...So the Heat have the two best players, the Pistons have the best starting five, and the Pacers have the best depth. I'll go with the team with best two players. The Heat will lose to the Spurs in the finals.
Every player on the Knicks is a question mark. Larry Brown wins wherever he goes, but then there's Isiah. I'm not sure which comparison to make: 1) if you mix gold(Brown) with crap(Isiah), it's still a valuable combination, or 2) if you mix chocolate (Brown) with crap (Isiah), it still tastes like crap.Guess you could say the Stephon Marbury was a kernel.
- Let me get the officiating issue out of the way. The NBA's improving in talent and playing style, but poor officiating continues to hurt the league. The polite way to criticize last night's refs would be to say they called the game too tight. Too tight is when you blow the whistle on borderline calls. Last night they were blowing the whistle for things that weren't even happening.
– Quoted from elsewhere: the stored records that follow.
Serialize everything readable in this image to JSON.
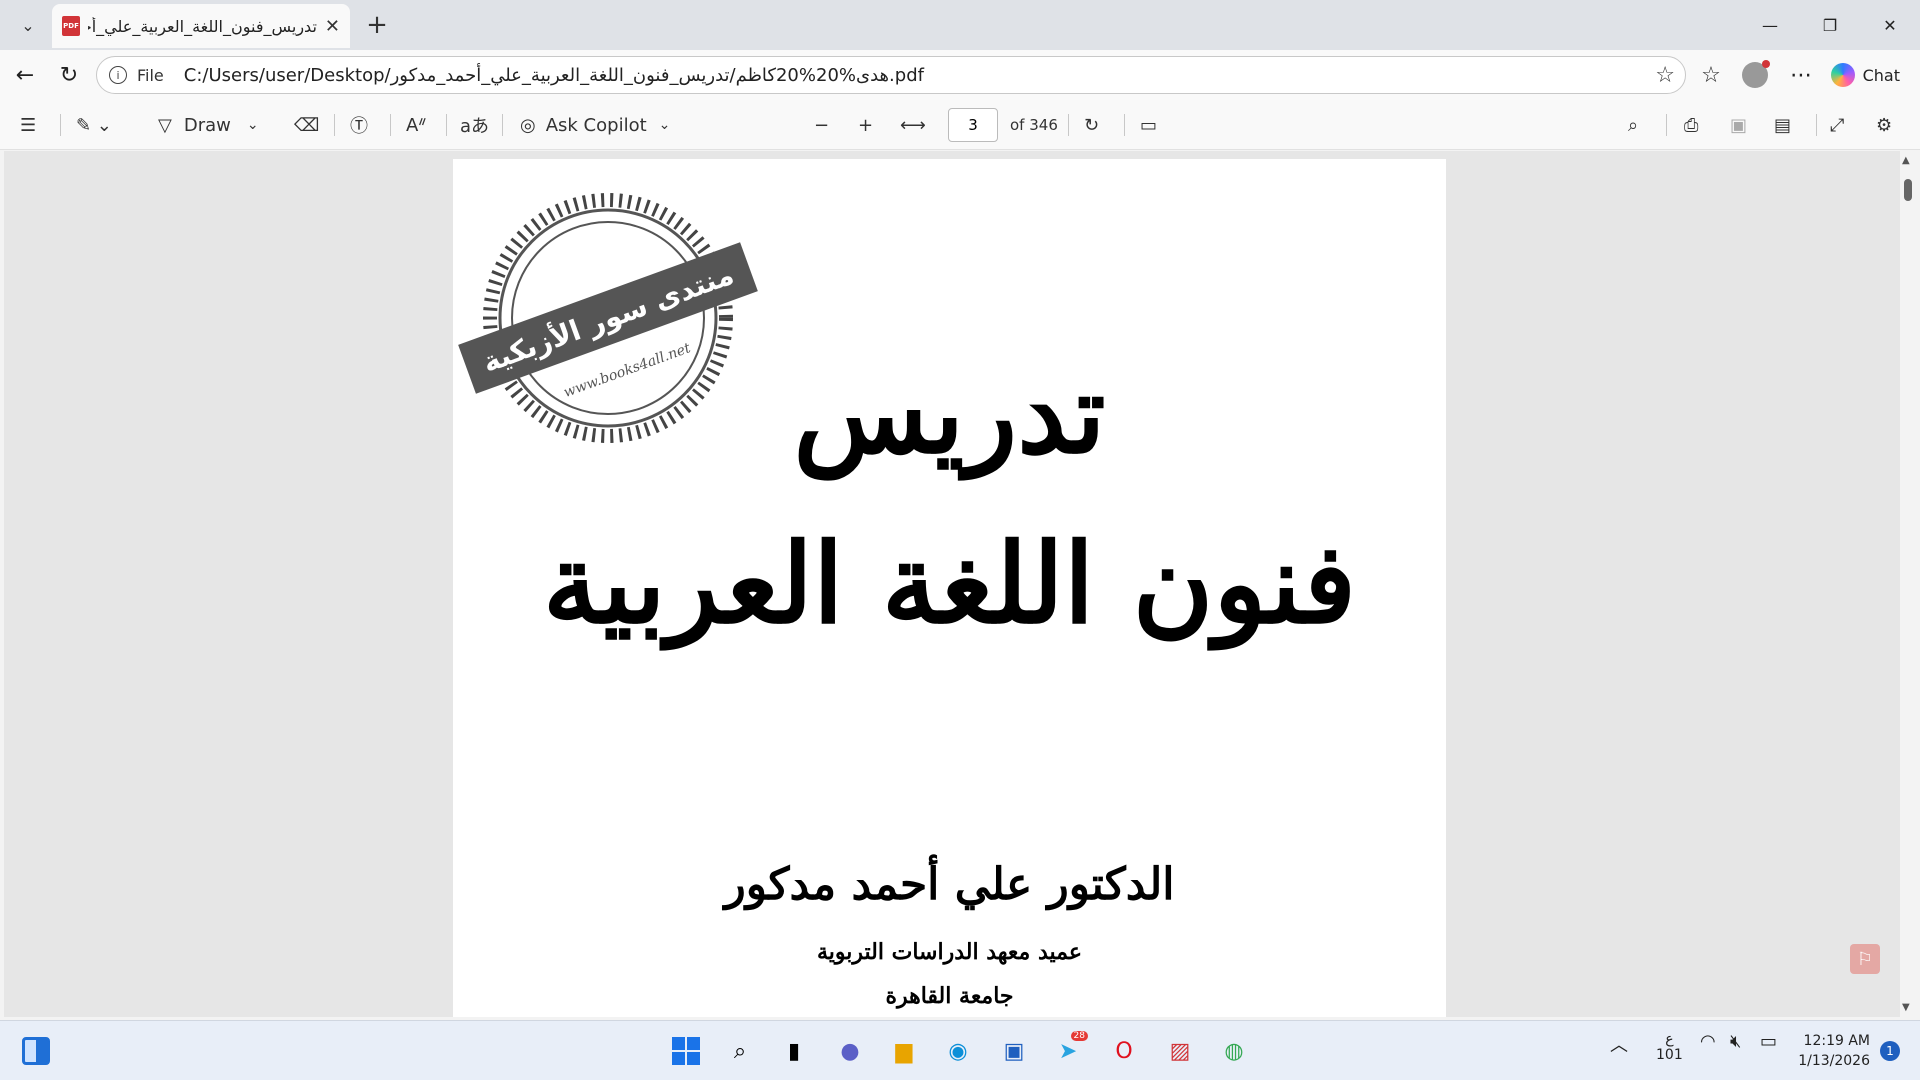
{
  "browser": {
    "tab_title": "تدريس_فنون_اللغة_العربية_علي_أحمد_مدكور",
    "file_label": "File",
    "url": "C:/Users/user/Desktop/هدى%20%20كاظم/تدريس_فنون_اللغة_العربية_علي_أحمد_مدكور.pdf",
    "chat_label": "Chat"
  },
  "pdf_toolbar": {
    "draw_label": "Draw",
    "ask_copilot_label": "Ask Copilot",
    "page_number": "3",
    "page_total": "of 346"
  },
  "document": {
    "title_line1": "تدريس",
    "title_line2": "فنون اللغة العربية",
    "author": "الدكتور علي أحمد مدكور",
    "affiliation": "عميد معهد الدراسات التربوية",
    "university": "جامعة القاهرة",
    "stamp_text": "منتدى سور الأزبكية",
    "stamp_url": "www.books4all.net"
  },
  "taskbar": {
    "telegram_badge": "28",
    "lang_indicator": "ع",
    "lang_sub": "101",
    "time": "12:19 AM",
    "date": "1/13/2026",
    "notification_count": "1"
  }
}
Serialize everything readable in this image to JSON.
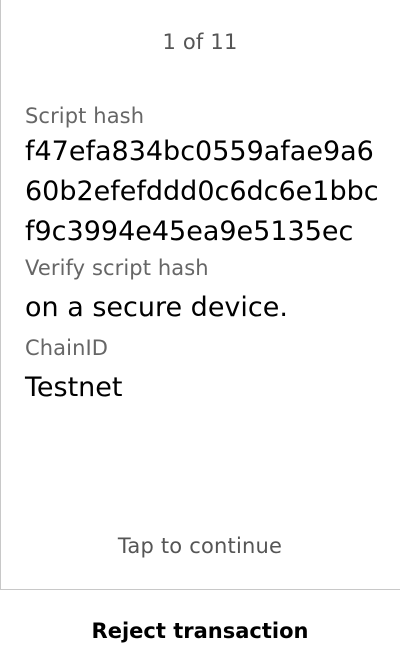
{
  "pager": {
    "text": "1 of 11"
  },
  "fields": {
    "script_hash": {
      "label": "Script hash",
      "value": "f47efa834bc0559afae9a660b2efefddd0c6dc6e1bbcf9c3994e45ea9e5135ec"
    },
    "verify": {
      "label": "Verify script hash",
      "value": "on a secure device."
    },
    "chain": {
      "label": "ChainID",
      "value": "Testnet"
    }
  },
  "tap_continue": "Tap to continue",
  "footer": {
    "reject_label": "Reject transaction"
  },
  "colors": {
    "background": "#ffffff",
    "text": "#000000",
    "muted": "#555555",
    "divider": "#c8c8c8"
  }
}
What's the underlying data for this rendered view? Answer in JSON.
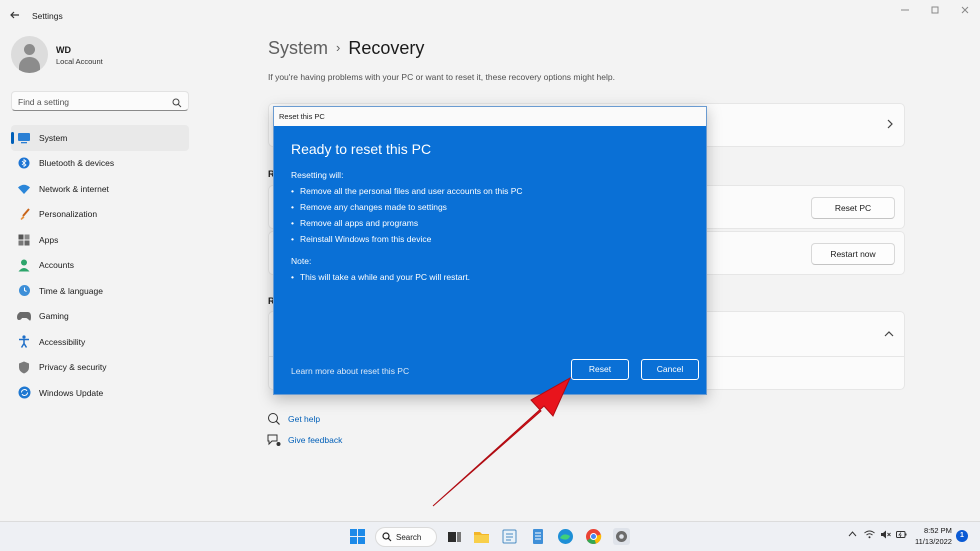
{
  "window": {
    "title": "Settings",
    "back_icon": "back-arrow-icon"
  },
  "profile": {
    "name": "WD",
    "account_type": "Local Account"
  },
  "search": {
    "placeholder": "Find a setting",
    "icon": "search-icon"
  },
  "sidebar": {
    "items": [
      {
        "label": "System",
        "icon": "system-monitor-icon",
        "active": true
      },
      {
        "label": "Bluetooth & devices",
        "icon": "bluetooth-icon",
        "active": false
      },
      {
        "label": "Network & internet",
        "icon": "wifi-icon",
        "active": false
      },
      {
        "label": "Personalization",
        "icon": "brush-icon",
        "active": false
      },
      {
        "label": "Apps",
        "icon": "apps-grid-icon",
        "active": false
      },
      {
        "label": "Accounts",
        "icon": "person-icon",
        "active": false
      },
      {
        "label": "Time & language",
        "icon": "globe-clock-icon",
        "active": false
      },
      {
        "label": "Gaming",
        "icon": "gamepad-icon",
        "active": false
      },
      {
        "label": "Accessibility",
        "icon": "accessibility-icon",
        "active": false
      },
      {
        "label": "Privacy & security",
        "icon": "shield-icon",
        "active": false
      },
      {
        "label": "Windows Update",
        "icon": "update-icon",
        "active": false
      }
    ]
  },
  "main": {
    "breadcrumb_parent": "System",
    "breadcrumb_separator": "›",
    "breadcrumb_current": "Recovery",
    "intro": "If you're having problems with your PC or want to reset it, these recovery options might help.",
    "section_letter_1": "R",
    "section_letter_2": "R",
    "reset_pc_button": "Reset PC",
    "restart_now_button": "Restart now",
    "links": [
      {
        "label": "Get help",
        "icon": "help-chat-icon"
      },
      {
        "label": "Give feedback",
        "icon": "feedback-icon"
      }
    ]
  },
  "dialog": {
    "window_title": "Reset this PC",
    "heading": "Ready to reset this PC",
    "resetting_label": "Resetting will:",
    "bullets": [
      "Remove all the personal files and user accounts on this PC",
      "Remove any changes made to settings",
      "Remove all apps and programs",
      "Reinstall Windows from this device"
    ],
    "note_label": "Note:",
    "note_bullets": [
      "This will take a while and your PC will restart."
    ],
    "learn_more": "Learn more about reset this PC",
    "reset_button": "Reset",
    "cancel_button": "Cancel"
  },
  "taskbar": {
    "search_label": "Search",
    "time": "8:52 PM",
    "date": "11/13/2022",
    "notification_count": "1"
  },
  "colors": {
    "accent": "#005fb8",
    "dialog_bg": "#0a70d6",
    "annotation_arrow": "#e8141c"
  }
}
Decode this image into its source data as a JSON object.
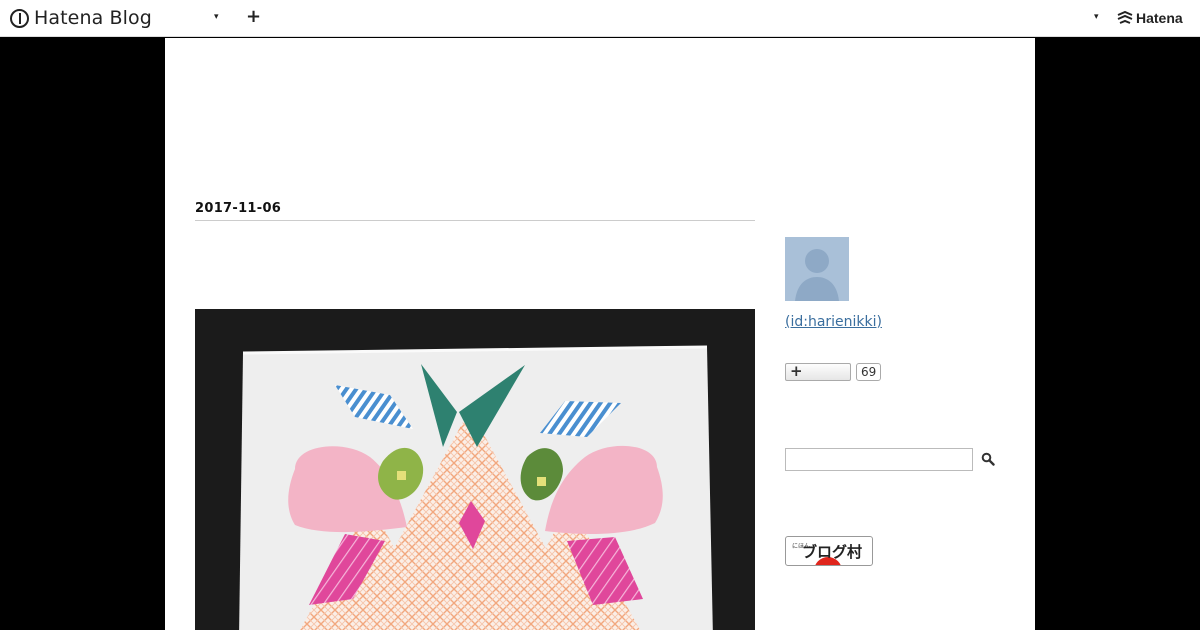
{
  "globalbar": {
    "logo_text": "Hatena Blog",
    "caret": "▾",
    "plus": "+",
    "brand_text": "Hatena"
  },
  "entry": {
    "date": "2017-11-06"
  },
  "sidebar": {
    "author": " (id:harienikki)",
    "subscribe_plus": "+",
    "subscriber_count": "69",
    "blogmura_label": "ブログ村",
    "blogmura_small": "にほん"
  },
  "colors": {
    "background": "#000000",
    "content": "#ffffff",
    "link": "#3a6e9e",
    "avatar": "#a9c0d8"
  }
}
Nothing should be taken away from Dallas, but the refs strongly affected the series.
- Dirk and Depth. No, I'm not writing about the Godfather's favorite Dirk Diggler film; I'm writing about why Dallas won. How many teams can bring in a Jerry Stackhouse when a starter gets two quick fouls? It's no accident that Dallas made its runs in the second half of the last two games. Phoenix was beat up, tired, and in foul trouble. Dallas took advantage.
- But you can't just win with depth (ask the Clippers). Dirk defined himself in this series as a superstar. The 50 point Game 5 performance was one of the best I've ever seen. I was ready to criticize him for Game 6 because he was settling for fade aways when Phoenix couldn't defend the rim and the refs were calling everything, but then he took the game over in the second half. And Steve Nash won the MVP over him?
- And Dwyane Wade too? It was interesting watching Wade battle flu like symptoms as I was battling them myself. While Wade was making great passes and chasing Rip Hamilton, I was contemplating if I should try to eat a Saltine. Maybe he has a better health plan than me.
- I wish I could have sat next to Dumars during the series. After every Wade basket, I would look at him and just say, "Darko?"
- There were three very good coaches in the semifinals. Poor Flip Saunders.
- Some former Celtic talk: I'm happy for Antoine Walker. For all of his on court flaws, I liked his off court persona and his hustle. It's good to see a Pitino survivor make the finals. I even enjoyed the "Wiggle" after his three pointer sealed the series.
- Adrian Griffith was one of my favorite players during the ongoing Celtics Dark Ages. Even in limited playing time, he gets the loose ball, makes the smart steals, and gets the heads up basket.
- What Phoenix does on offense is what Tommy Heinsohn has been begging the Celtics to do for the last 20 years. When a team runs with a good point guard, average players become good players, good players become great players, and Shawn Marion becomes unstoppable. Let's hope other NBA coaches learn from the Suns and listen to the great Heinsohn.
- Jason Terry is a dirty player. Watch him without the ball on offense.
- I'm looking forward to this year's finals but can ABC just blur out the images of Pat Riley and Mark Cuban?
- For as wonderful as this block was, it's time to blow up the Pistons and try again. Some friendly advice to Joe Dumars: do whatever it takes to get rid of Rasheed. Everyone else besides Chauncey and Billups are expendable.
- Prediction time. I'm struggling with this one. The shots won't come as easy for the Mavs against the Heat. The Suns didn't defend the rim against the Mavs; Shaq will. On the other hand, Shaq will finally need to run the floor to get back on defense. Nobody can guard Dwyane Wade, but Josh Howard will do a better job than the Pistons did. Dallas also has the depth to waste fouls on Shaq and to keep the tempo up. I don't see the Heat stopping Dirk, but I do see him settling for jump shot with Shaq and Haslem waiting for him in the lane. Ultimately, this game will be about who comes up bigger: Wade or Dirk. I'm hesitantly going with Heat in 7.